YOUR OBJECTIVE: Set down every line of the data, unchanged and complete.

**********

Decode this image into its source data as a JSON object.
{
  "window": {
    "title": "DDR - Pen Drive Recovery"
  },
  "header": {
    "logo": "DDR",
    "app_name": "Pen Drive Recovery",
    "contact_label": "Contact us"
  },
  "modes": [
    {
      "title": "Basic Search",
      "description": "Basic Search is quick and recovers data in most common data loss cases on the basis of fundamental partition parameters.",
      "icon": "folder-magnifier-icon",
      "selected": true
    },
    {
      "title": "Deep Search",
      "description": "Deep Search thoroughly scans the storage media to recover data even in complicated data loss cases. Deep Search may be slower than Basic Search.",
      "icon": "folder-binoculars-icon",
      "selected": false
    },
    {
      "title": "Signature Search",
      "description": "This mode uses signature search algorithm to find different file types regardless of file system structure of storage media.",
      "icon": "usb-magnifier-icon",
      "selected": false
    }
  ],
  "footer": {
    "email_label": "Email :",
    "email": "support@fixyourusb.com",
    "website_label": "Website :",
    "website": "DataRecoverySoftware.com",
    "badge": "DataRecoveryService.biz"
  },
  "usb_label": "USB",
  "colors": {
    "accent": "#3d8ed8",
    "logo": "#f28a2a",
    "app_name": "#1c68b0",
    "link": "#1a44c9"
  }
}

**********

WRITTEN ANSWER:
Decode this image into its source data as a JSON object.
{
  "window": {
    "title": "DDR - Pen Drive Recovery"
  },
  "header": {
    "logo": "DDR",
    "app_name": "Pen Drive Recovery",
    "contact_label": "Contact us"
  },
  "modes": [
    {
      "title": "Basic Search",
      "description": "Basic Search is quick and recovers data in most common data loss cases on the basis of fundamental partition parameters.",
      "icon": "folder-magnifier-icon",
      "selected": true
    },
    {
      "title": "Deep Search",
      "description": "Deep Search thoroughly scans the storage media to recover data even in complicated data loss cases. Deep Search may be slower than Basic Search.",
      "icon": "folder-binoculars-icon",
      "selected": false
    },
    {
      "title": "Signature Search",
      "description": "This mode uses signature search algorithm to find different file types regardless of file system structure of storage media.",
      "icon": "usb-magnifier-icon",
      "selected": false
    }
  ],
  "footer": {
    "email_label": "Email :",
    "email": "support@fixyourusb.com",
    "website_label": "Website :",
    "website": "DataRecoverySoftware.com",
    "badge": "DataRecoveryService.biz"
  },
  "usb_label": "USB",
  "colors": {
    "accent": "#3d8ed8",
    "logo": "#f28a2a",
    "app_name": "#1c68b0",
    "link": "#1a44c9"
  }
}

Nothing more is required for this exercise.